** AVAILABLE DATA follows **

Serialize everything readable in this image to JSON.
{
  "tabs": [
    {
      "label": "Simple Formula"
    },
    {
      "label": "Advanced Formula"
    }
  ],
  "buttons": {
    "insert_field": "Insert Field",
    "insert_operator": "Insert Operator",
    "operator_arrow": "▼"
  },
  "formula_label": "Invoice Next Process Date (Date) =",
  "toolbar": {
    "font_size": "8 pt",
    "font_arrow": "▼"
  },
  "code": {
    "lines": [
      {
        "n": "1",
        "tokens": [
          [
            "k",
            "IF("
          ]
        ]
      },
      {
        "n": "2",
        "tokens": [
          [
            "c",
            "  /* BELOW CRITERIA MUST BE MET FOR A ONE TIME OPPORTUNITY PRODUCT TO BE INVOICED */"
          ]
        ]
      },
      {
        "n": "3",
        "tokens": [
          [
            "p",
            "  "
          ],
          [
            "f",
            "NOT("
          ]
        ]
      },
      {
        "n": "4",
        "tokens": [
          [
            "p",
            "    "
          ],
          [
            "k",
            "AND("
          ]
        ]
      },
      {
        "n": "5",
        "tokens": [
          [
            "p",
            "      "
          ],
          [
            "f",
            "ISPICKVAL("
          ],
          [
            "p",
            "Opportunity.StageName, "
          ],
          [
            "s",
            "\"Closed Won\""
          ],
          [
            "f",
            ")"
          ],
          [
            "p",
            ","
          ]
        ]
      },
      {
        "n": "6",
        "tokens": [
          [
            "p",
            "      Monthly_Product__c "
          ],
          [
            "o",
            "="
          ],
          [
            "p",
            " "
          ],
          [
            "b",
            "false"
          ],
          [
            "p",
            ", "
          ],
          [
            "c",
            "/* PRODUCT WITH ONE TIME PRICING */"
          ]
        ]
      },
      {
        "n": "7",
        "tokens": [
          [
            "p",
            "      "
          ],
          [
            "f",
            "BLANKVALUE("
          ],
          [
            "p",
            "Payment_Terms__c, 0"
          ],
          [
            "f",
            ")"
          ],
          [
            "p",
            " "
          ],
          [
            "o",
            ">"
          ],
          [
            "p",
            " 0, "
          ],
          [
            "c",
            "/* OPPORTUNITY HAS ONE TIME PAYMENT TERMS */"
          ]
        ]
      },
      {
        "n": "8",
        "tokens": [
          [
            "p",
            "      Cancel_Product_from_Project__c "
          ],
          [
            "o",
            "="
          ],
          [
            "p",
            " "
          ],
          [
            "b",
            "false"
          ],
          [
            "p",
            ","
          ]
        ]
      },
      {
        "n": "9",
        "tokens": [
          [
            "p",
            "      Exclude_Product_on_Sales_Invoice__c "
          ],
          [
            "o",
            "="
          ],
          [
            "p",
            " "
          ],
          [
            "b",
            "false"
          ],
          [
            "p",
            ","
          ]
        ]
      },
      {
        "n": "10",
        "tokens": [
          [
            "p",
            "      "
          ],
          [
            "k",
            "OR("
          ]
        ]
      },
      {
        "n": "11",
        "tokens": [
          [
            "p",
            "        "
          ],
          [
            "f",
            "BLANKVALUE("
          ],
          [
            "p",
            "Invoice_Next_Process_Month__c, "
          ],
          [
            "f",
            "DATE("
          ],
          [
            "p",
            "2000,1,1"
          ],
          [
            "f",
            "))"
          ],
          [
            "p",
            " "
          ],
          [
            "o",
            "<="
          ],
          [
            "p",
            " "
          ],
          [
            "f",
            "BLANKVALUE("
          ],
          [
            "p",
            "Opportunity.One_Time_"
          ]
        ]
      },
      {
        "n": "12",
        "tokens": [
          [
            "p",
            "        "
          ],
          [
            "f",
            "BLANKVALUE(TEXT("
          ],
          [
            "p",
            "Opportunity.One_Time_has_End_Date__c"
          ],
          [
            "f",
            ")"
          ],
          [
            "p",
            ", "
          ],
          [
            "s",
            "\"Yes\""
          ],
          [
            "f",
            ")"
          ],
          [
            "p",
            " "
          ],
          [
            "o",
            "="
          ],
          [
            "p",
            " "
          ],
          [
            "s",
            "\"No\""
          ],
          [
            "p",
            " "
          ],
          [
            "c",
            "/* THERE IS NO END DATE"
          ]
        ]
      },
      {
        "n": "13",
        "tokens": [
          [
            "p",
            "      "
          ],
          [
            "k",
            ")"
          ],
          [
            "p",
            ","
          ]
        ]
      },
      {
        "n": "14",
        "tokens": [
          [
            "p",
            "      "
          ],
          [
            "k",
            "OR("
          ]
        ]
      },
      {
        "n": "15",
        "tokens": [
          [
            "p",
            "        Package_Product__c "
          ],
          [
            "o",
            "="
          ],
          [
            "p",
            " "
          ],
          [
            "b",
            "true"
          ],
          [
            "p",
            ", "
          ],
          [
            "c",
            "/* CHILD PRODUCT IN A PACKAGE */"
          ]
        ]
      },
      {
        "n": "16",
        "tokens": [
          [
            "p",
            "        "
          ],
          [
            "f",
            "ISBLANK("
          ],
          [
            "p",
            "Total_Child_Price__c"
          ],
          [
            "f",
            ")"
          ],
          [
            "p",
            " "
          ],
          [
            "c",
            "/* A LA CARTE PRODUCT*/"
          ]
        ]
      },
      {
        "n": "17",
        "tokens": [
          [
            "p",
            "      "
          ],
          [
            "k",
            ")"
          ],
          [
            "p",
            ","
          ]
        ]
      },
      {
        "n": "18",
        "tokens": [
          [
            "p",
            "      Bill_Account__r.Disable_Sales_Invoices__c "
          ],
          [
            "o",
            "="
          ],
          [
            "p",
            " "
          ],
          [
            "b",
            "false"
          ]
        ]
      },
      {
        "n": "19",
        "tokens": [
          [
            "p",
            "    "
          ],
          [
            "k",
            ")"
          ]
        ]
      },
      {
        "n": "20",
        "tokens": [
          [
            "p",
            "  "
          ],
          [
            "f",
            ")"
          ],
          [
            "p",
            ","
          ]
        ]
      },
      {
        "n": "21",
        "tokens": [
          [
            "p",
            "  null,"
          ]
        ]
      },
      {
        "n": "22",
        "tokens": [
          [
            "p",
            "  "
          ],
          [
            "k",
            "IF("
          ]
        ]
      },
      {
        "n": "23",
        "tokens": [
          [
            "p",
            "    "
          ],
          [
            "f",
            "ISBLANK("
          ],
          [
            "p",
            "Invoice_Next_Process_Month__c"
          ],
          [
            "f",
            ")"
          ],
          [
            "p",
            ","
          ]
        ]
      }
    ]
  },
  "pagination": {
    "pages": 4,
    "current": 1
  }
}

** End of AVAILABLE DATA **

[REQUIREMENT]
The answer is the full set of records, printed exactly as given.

[ANSWER]
Serialize everything readable in this image to JSON.
{
  "tabs": [
    {
      "label": "Simple Formula"
    },
    {
      "label": "Advanced Formula"
    }
  ],
  "buttons": {
    "insert_field": "Insert Field",
    "insert_operator": "Insert Operator",
    "operator_arrow": "▼"
  },
  "formula_label": "Invoice Next Process Date (Date) =",
  "toolbar": {
    "font_size": "8 pt",
    "font_arrow": "▼"
  },
  "code": {
    "lines": [
      {
        "n": "1",
        "tokens": [
          [
            "k",
            "IF("
          ]
        ]
      },
      {
        "n": "2",
        "tokens": [
          [
            "c",
            "  /* BELOW CRITERIA MUST BE MET FOR A ONE TIME OPPORTUNITY PRODUCT TO BE INVOICED */"
          ]
        ]
      },
      {
        "n": "3",
        "tokens": [
          [
            "p",
            "  "
          ],
          [
            "f",
            "NOT("
          ]
        ]
      },
      {
        "n": "4",
        "tokens": [
          [
            "p",
            "    "
          ],
          [
            "k",
            "AND("
          ]
        ]
      },
      {
        "n": "5",
        "tokens": [
          [
            "p",
            "      "
          ],
          [
            "f",
            "ISPICKVAL("
          ],
          [
            "p",
            "Opportunity.StageName, "
          ],
          [
            "s",
            "\"Closed Won\""
          ],
          [
            "f",
            ")"
          ],
          [
            "p",
            ","
          ]
        ]
      },
      {
        "n": "6",
        "tokens": [
          [
            "p",
            "      Monthly_Product__c "
          ],
          [
            "o",
            "="
          ],
          [
            "p",
            " "
          ],
          [
            "b",
            "false"
          ],
          [
            "p",
            ", "
          ],
          [
            "c",
            "/* PRODUCT WITH ONE TIME PRICING */"
          ]
        ]
      },
      {
        "n": "7",
        "tokens": [
          [
            "p",
            "      "
          ],
          [
            "f",
            "BLANKVALUE("
          ],
          [
            "p",
            "Payment_Terms__c, 0"
          ],
          [
            "f",
            ")"
          ],
          [
            "p",
            " "
          ],
          [
            "o",
            ">"
          ],
          [
            "p",
            " 0, "
          ],
          [
            "c",
            "/* OPPORTUNITY HAS ONE TIME PAYMENT TERMS */"
          ]
        ]
      },
      {
        "n": "8",
        "tokens": [
          [
            "p",
            "      Cancel_Product_from_Project__c "
          ],
          [
            "o",
            "="
          ],
          [
            "p",
            " "
          ],
          [
            "b",
            "false"
          ],
          [
            "p",
            ","
          ]
        ]
      },
      {
        "n": "9",
        "tokens": [
          [
            "p",
            "      Exclude_Product_on_Sales_Invoice__c "
          ],
          [
            "o",
            "="
          ],
          [
            "p",
            " "
          ],
          [
            "b",
            "false"
          ],
          [
            "p",
            ","
          ]
        ]
      },
      {
        "n": "10",
        "tokens": [
          [
            "p",
            "      "
          ],
          [
            "k",
            "OR("
          ]
        ]
      },
      {
        "n": "11",
        "tokens": [
          [
            "p",
            "        "
          ],
          [
            "f",
            "BLANKVALUE("
          ],
          [
            "p",
            "Invoice_Next_Process_Month__c, "
          ],
          [
            "f",
            "DATE("
          ],
          [
            "p",
            "2000,1,1"
          ],
          [
            "f",
            "))"
          ],
          [
            "p",
            " "
          ],
          [
            "o",
            "<="
          ],
          [
            "p",
            " "
          ],
          [
            "f",
            "BLANKVALUE("
          ],
          [
            "p",
            "Opportunity.One_Time_"
          ]
        ]
      },
      {
        "n": "12",
        "tokens": [
          [
            "p",
            "        "
          ],
          [
            "f",
            "BLANKVALUE(TEXT("
          ],
          [
            "p",
            "Opportunity.One_Time_has_End_Date__c"
          ],
          [
            "f",
            ")"
          ],
          [
            "p",
            ", "
          ],
          [
            "s",
            "\"Yes\""
          ],
          [
            "f",
            ")"
          ],
          [
            "p",
            " "
          ],
          [
            "o",
            "="
          ],
          [
            "p",
            " "
          ],
          [
            "s",
            "\"No\""
          ],
          [
            "p",
            " "
          ],
          [
            "c",
            "/* THERE IS NO END DATE"
          ]
        ]
      },
      {
        "n": "13",
        "tokens": [
          [
            "p",
            "      "
          ],
          [
            "k",
            ")"
          ],
          [
            "p",
            ","
          ]
        ]
      },
      {
        "n": "14",
        "tokens": [
          [
            "p",
            "      "
          ],
          [
            "k",
            "OR("
          ]
        ]
      },
      {
        "n": "15",
        "tokens": [
          [
            "p",
            "        Package_Product__c "
          ],
          [
            "o",
            "="
          ],
          [
            "p",
            " "
          ],
          [
            "b",
            "true"
          ],
          [
            "p",
            ", "
          ],
          [
            "c",
            "/* CHILD PRODUCT IN A PACKAGE */"
          ]
        ]
      },
      {
        "n": "16",
        "tokens": [
          [
            "p",
            "        "
          ],
          [
            "f",
            "ISBLANK("
          ],
          [
            "p",
            "Total_Child_Price__c"
          ],
          [
            "f",
            ")"
          ],
          [
            "p",
            " "
          ],
          [
            "c",
            "/* A LA CARTE PRODUCT*/"
          ]
        ]
      },
      {
        "n": "17",
        "tokens": [
          [
            "p",
            "      "
          ],
          [
            "k",
            ")"
          ],
          [
            "p",
            ","
          ]
        ]
      },
      {
        "n": "18",
        "tokens": [
          [
            "p",
            "      Bill_Account__r.Disable_Sales_Invoices__c "
          ],
          [
            "o",
            "="
          ],
          [
            "p",
            " "
          ],
          [
            "b",
            "false"
          ]
        ]
      },
      {
        "n": "19",
        "tokens": [
          [
            "p",
            "    "
          ],
          [
            "k",
            ")"
          ]
        ]
      },
      {
        "n": "20",
        "tokens": [
          [
            "p",
            "  "
          ],
          [
            "f",
            ")"
          ],
          [
            "p",
            ","
          ]
        ]
      },
      {
        "n": "21",
        "tokens": [
          [
            "p",
            "  null,"
          ]
        ]
      },
      {
        "n": "22",
        "tokens": [
          [
            "p",
            "  "
          ],
          [
            "k",
            "IF("
          ]
        ]
      },
      {
        "n": "23",
        "tokens": [
          [
            "p",
            "    "
          ],
          [
            "f",
            "ISBLANK("
          ],
          [
            "p",
            "Invoice_Next_Process_Month__c"
          ],
          [
            "f",
            ")"
          ],
          [
            "p",
            ","
          ]
        ]
      }
    ]
  },
  "pagination": {
    "pages": 4,
    "current": 1
  }
}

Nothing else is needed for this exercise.